1. We think that, within the plain meaning of the policy, the operator of the automobile was "under the age limit fixed" by the ordinance. True it is that the ordinance does not fix a general age limit for operators of automobiles, but, as the ordinance makes it unlawful for the owner of an automobile to permit a minor under eighteen years of age to operate it, to say that, when the owner permits a minor only seventeen years of age to operate it, the operator is not "under the age limit fixed" by the ordinance, would be merely sticking in the bark.
2. The fact that a state statute prohibits the employment of a child under sixteen years of age to operate an automobile [Footnote 1] does not affect the validity of the city ordinance. Municipal corporations in Ohio are given "special power to regulate the use of the streets, to be exercised in the manner provided by law," and "the care, supervision, and control of public highways, streets," etc. [Footnote 2] Plainly, the general statute, which merely forbids the employment of minors under sixteen teen years to operate automobiles, does not prevent the city, in the exercise of its delegated power to regulate the use of its streets, from prohibiting the operation of automobiles by minors under eighteen years of age. Such a regulation merely supplements locally the provision of the general statute, and is not in conflict with it. Thus, in Heidle v. Baldwin, 118 Ohio St. 375, 385, 161 N.E. 44, the court held that a municipality had the power to adopt regulations as to the use of its streets in addition to those imposed by a state statute, and sustained an ordinance imposing a more onerous obligation upon drivers at intersecting streets than that imposed by the statute. chanroblesvirtualawlibrary
3. This brings use to the question whether the age limit fixed by the municipal ordinance is one "fixed by law" within the meaning of the policy.
"It is settled . . . that, when an insurance contract is so drawn as to be ambiguous, or to require interpretation, or to be fairly susceptible of two different constructions, so that reasonably intelligent men, on reading the contract, would honestly differ as to the meaning thereof, that construction will be adopted which is most favorable to the insured. But the rule is equally well settled that contracts of insurance, like other contracts, are to be construed according to the sense and meaning of the terms which the parties have used, and, if they are clear and unambiguous, their terms are to be taken and understood in their plain, ordinary, and popular sense."

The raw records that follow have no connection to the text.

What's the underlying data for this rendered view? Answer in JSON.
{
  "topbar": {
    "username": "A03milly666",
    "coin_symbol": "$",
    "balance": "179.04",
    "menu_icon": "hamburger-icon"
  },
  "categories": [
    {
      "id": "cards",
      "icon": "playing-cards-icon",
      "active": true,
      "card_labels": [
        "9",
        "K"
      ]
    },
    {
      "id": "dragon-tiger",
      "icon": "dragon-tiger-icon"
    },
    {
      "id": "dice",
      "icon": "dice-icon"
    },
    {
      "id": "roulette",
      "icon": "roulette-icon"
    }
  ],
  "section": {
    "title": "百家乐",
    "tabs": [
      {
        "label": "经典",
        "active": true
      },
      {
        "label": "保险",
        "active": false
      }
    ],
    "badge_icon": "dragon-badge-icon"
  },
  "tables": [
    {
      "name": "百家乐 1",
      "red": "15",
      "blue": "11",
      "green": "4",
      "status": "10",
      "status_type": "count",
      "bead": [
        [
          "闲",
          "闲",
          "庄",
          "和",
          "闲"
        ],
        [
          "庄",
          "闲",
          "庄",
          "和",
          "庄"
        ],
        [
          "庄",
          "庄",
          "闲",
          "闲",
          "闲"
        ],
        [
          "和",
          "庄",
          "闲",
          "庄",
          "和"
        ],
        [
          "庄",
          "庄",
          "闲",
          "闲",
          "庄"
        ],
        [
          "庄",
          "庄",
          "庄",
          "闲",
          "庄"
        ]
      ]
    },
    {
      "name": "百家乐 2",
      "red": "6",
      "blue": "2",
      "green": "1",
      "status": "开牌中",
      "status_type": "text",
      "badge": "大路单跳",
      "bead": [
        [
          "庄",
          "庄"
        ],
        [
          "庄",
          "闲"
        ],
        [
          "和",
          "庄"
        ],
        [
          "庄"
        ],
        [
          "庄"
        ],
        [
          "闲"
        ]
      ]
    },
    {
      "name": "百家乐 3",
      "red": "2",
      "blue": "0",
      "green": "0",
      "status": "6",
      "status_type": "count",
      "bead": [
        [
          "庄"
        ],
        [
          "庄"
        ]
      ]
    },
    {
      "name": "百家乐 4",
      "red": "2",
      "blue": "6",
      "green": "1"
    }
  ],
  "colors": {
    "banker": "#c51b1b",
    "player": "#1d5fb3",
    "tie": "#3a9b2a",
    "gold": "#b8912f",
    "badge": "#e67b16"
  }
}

Applying that rule here, we think that, when the words of the exclusion clause are taken in their ordinary meaning, they are free from any ambiguity that requires them to be construed most strongly against the Company. The plain and evident purpose of the clause was to prevent the Company from being held liable for any accident occurring while by reason of the age of the operator the automobile was being operated in violation of law. To that end, liability was excluded when the operator was under "the age limit fixed by law." This is not limited to the case where the age limit is fixed by "a law," a specific phrase frequently limited in a technical sense to a statute, which, to say the least, would have involved doubt as to whether a municipal ordinance was included. On the contrary the clause uses the broad phrase "fixed by law," in which the term "law" is used in a generic sense, as meaning the rules of action or conduct duly prescribed by controlling authority, and having binding legal force; including valid municipal ordinance as well as statutes. Thus, in chanroblesvirtualawlibrary

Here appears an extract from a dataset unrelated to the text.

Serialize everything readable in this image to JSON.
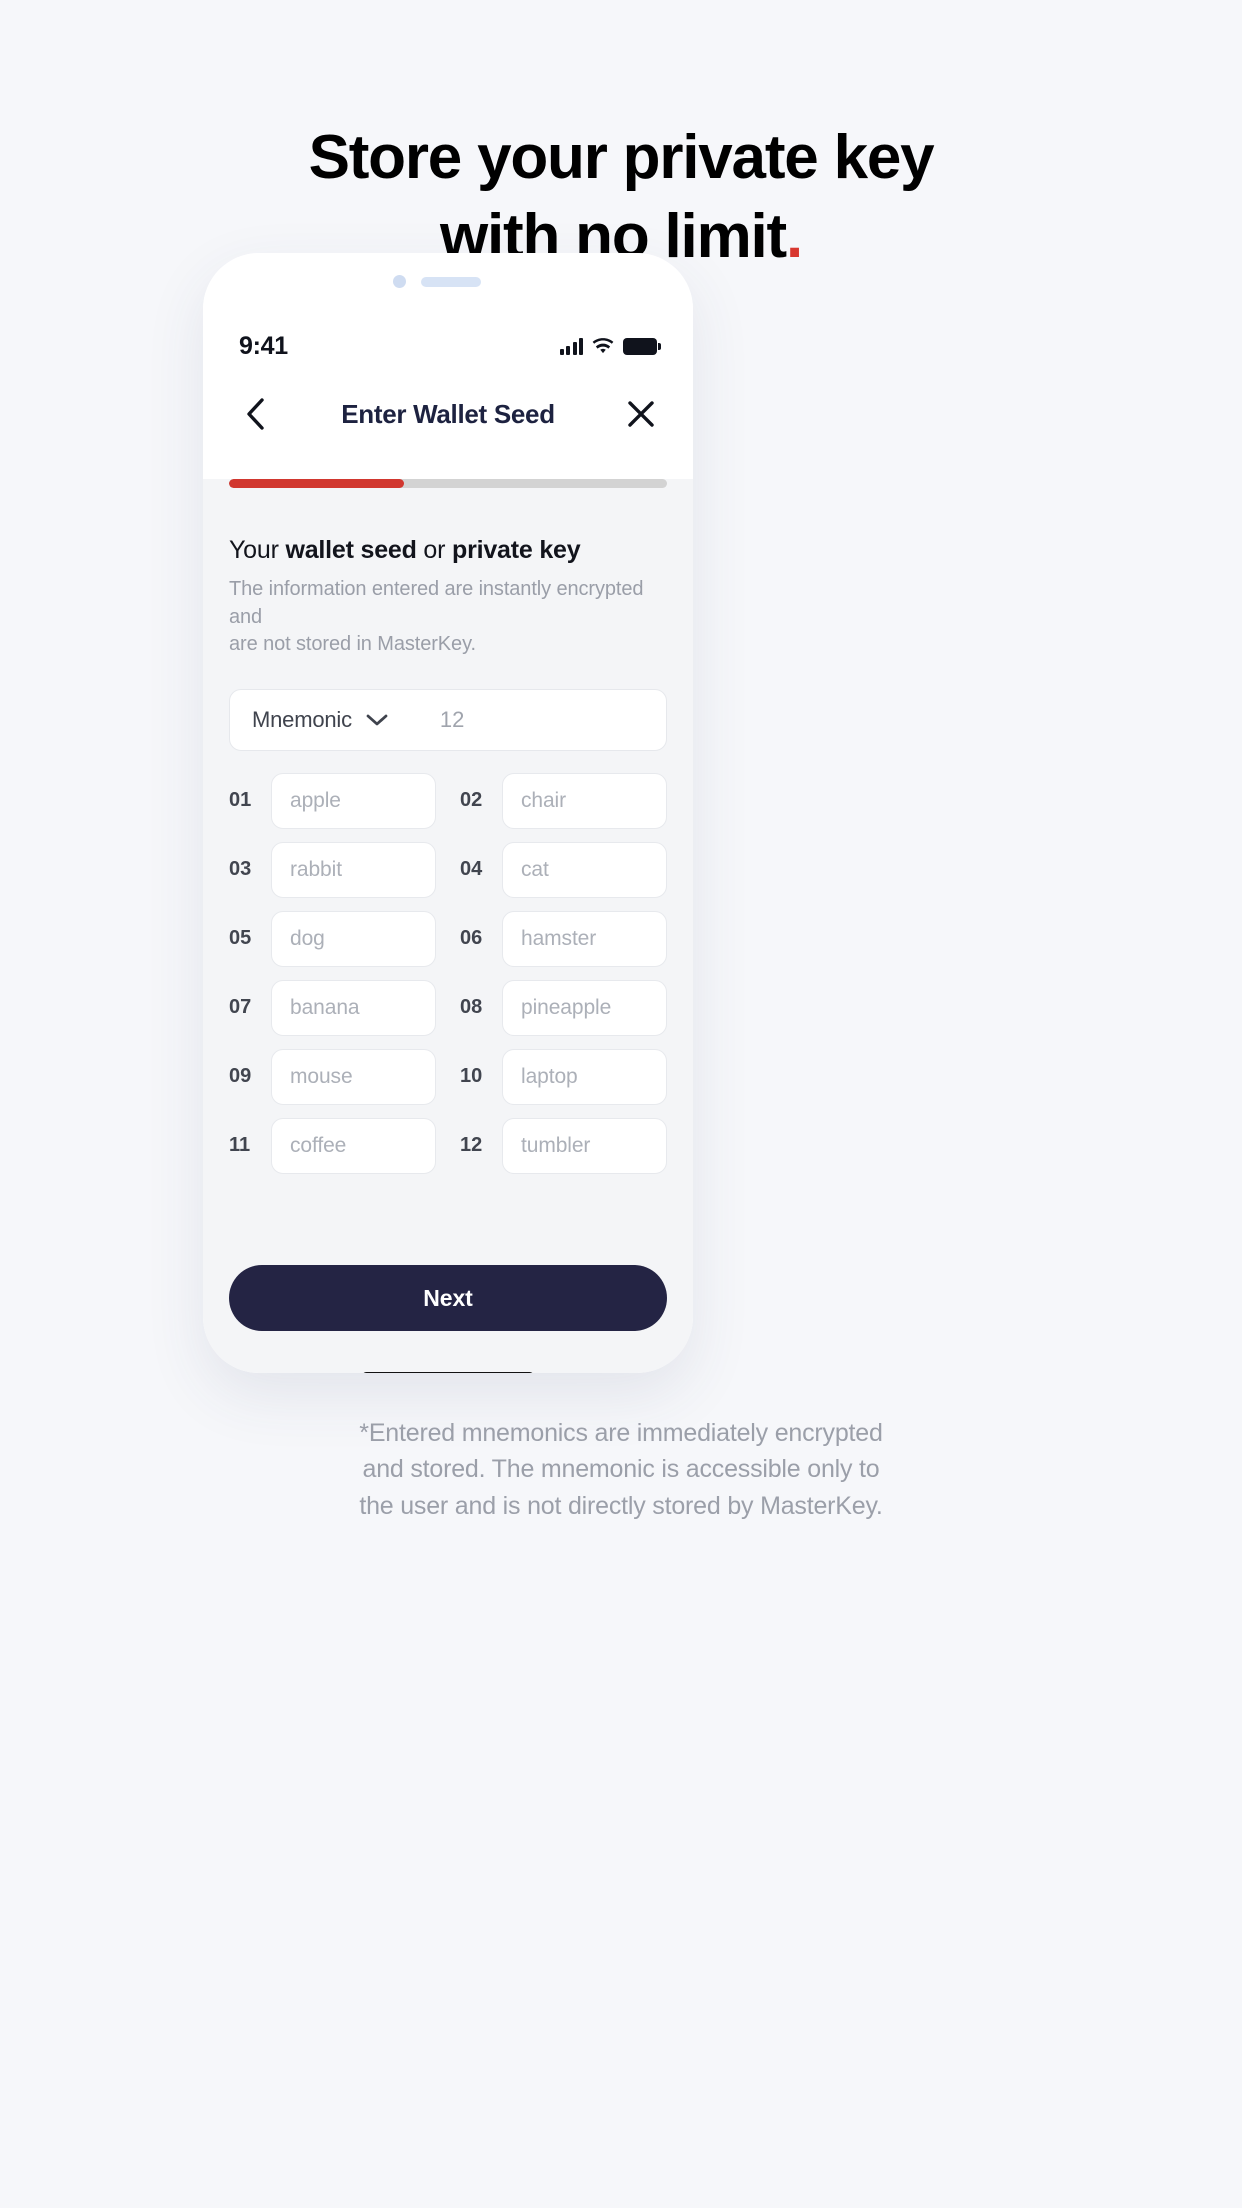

the Matter of Mutual Life Insurance Co., 89 N.Y. 530, 531, 533, the court held that a street grade fixed and established by an ordinance of the city council, duly authorized thereto, was one "fixed and established by law."
We find no ambiguity in the phrase "under the age limit fixed by law" contained in the exclusion clause of the policy, and think that, by reason of the ordinance, liability on the part of the Company is precluded.
The judgment is
Throckmorton's Annotated Code of Ohio, § 13002.
Throckmorton's Annotated Code of Ohio, § 3714.